Someone once asked Newman, if he could write a letter to HIV, what would he say. He simply replied, “Hello.” Not one for wallowing in self pity or negativity, Newman has never seen his status as something to be ashamed of, or to hide from. “I’ve never given it that kind of power over me. I’ve also never allowed myself to be defined [by] it.”
Still, he admits, as an advocate, the dialogue, and the script, suddenly changed. Where before he could only sympathize, now he could empathize. “I suddenly had the ability to speak about my own journey,” Newman explains. “And use it to inspire others to live positively with HIV.”
Newman says he feels kind of blessed that HIV happened when it did for him. “I wasn’t a long term survivor in the sense that I lived through the AZT years and the early days of AIDS as a person with HIV. I didn’t have that baggage. But I also wasn’t someone in their 20s coming into this in 2016, during the PrEP years. I feel like this happened to me at a time when I wasn’t so jaded as to live in a place of anger and despair, but I was affected by it enough, for so long, that I saw how much of a difference I could make by using my story as a means to help others.”
That’s what propelled him to become more visible, coming out to the world on social media in 2011. He says things took off once he started focusing on curbing HIV ignorance and proving it got better for people living with HIV, just as it does for LGBT youth.
“It’s something I’m enormously proud of,” Newman admits. In 2013, when he decided to launch his own blog-meets-inspiration-campaign on PositivelyJeffrey.com, and on social media, including a Facebook page called “HIV and AIDS. Get The Facts. Curb The Ignorance. Proving It Gets Better.”
“I was inspired to use the tag line, ‘More than just a status,’ meaning that being positive is more than just a status — it’s a state of mind, and of being. It’s not only about being HIV-positive. It’s about living life in a positive way.”

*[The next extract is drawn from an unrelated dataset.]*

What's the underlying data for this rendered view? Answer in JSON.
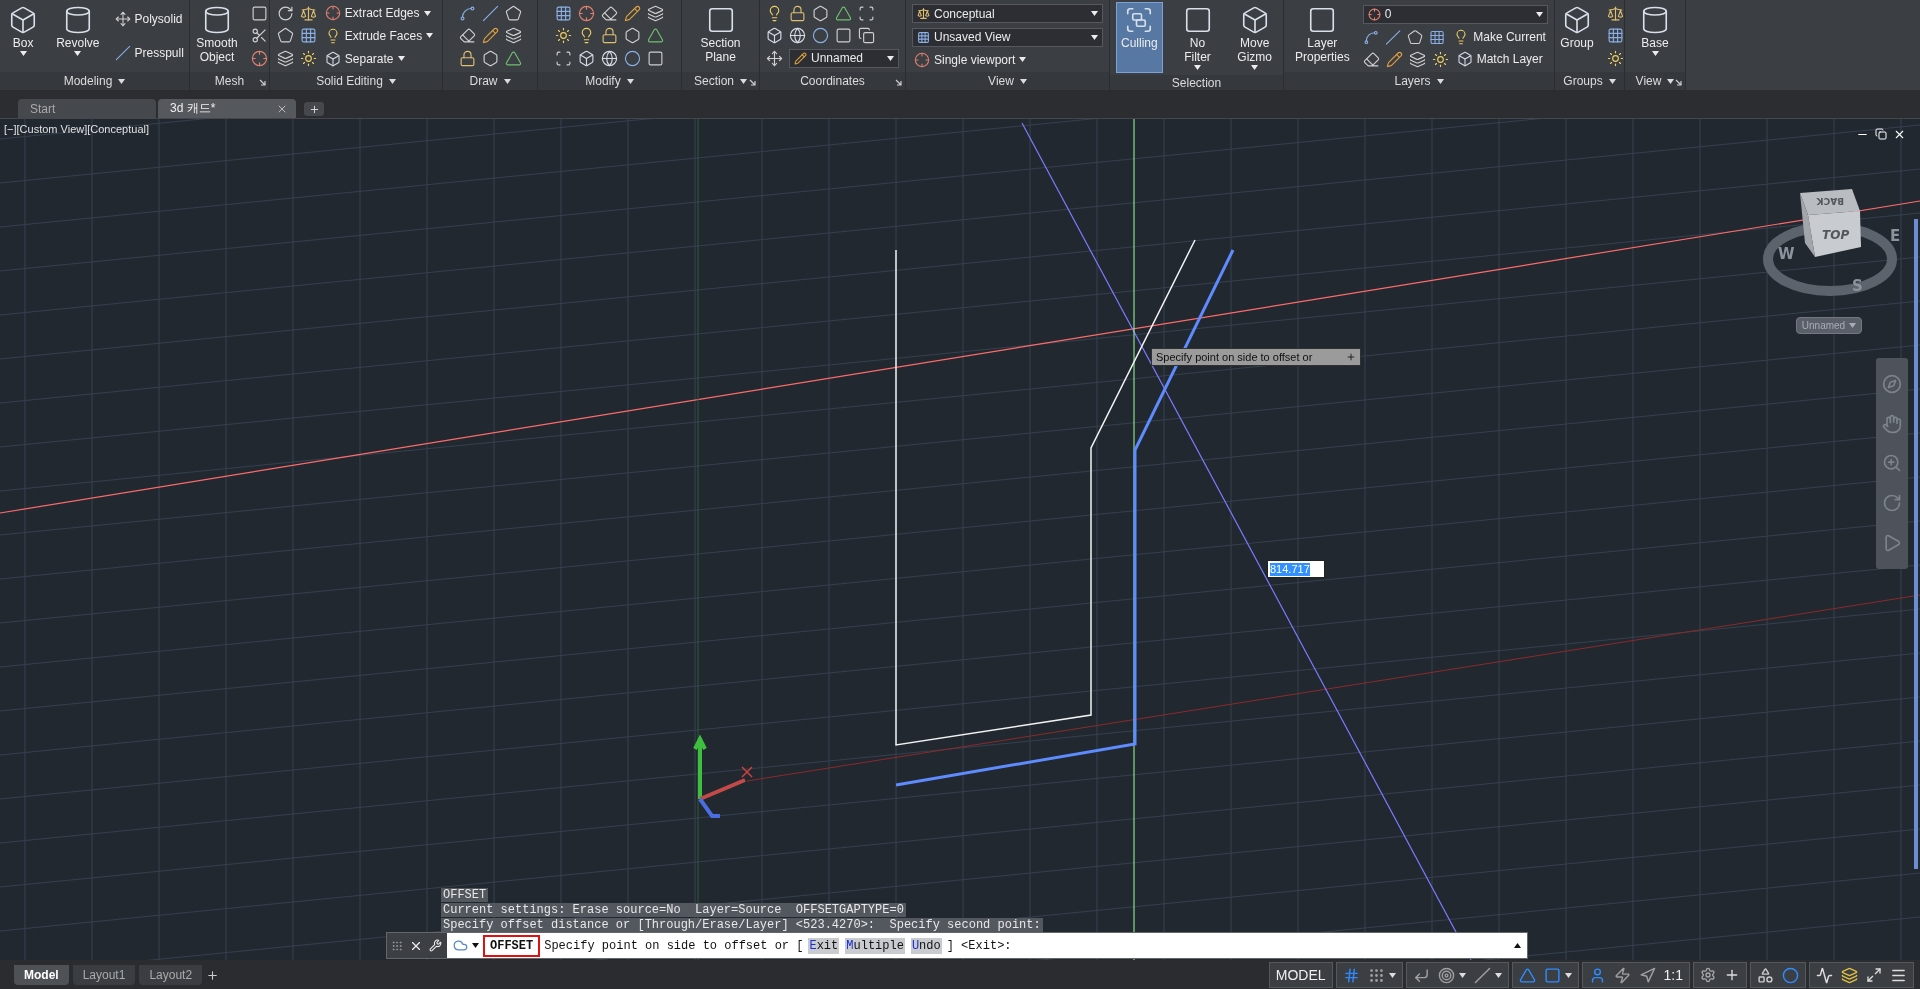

Newman may now be better known as Positively Jeffrey, but he’s also a respected communications consultant and an award-winning journalist. He played a crucial role in developing the online presence of Out magazine, where he served as president and CEO of Out.com [Editor’s note: Out is owned by our parent company Here Media.]
Newman, who lives in New York City, with his partner of 12 years, says amazing things have happened to him as a result of Positively Jeffrey and being so open and public about his status.
“People from all over the world have been moved or inspired by how I live my life,” he explains. “I got an email at Christmas time from a kid in his early 20s, living in a small, Midwestern city, who had just tested positive, and was being shunned by his family and friends. What came from that was this beautiful friendship. And it’s not just people living with HIV, but all kinds of people — gay and straight, old and young.”
One mother wrote that she shared Newman’s story with her teenage daughter, who was inspired to turn it into a school project; another shared his journey with her 13-year-old son, who’s living with a disability.
She wanted to show him that just because you are different or are living with something that others aren’t, you can do it in a positive way and not allow it to define you. How beautiful is that?”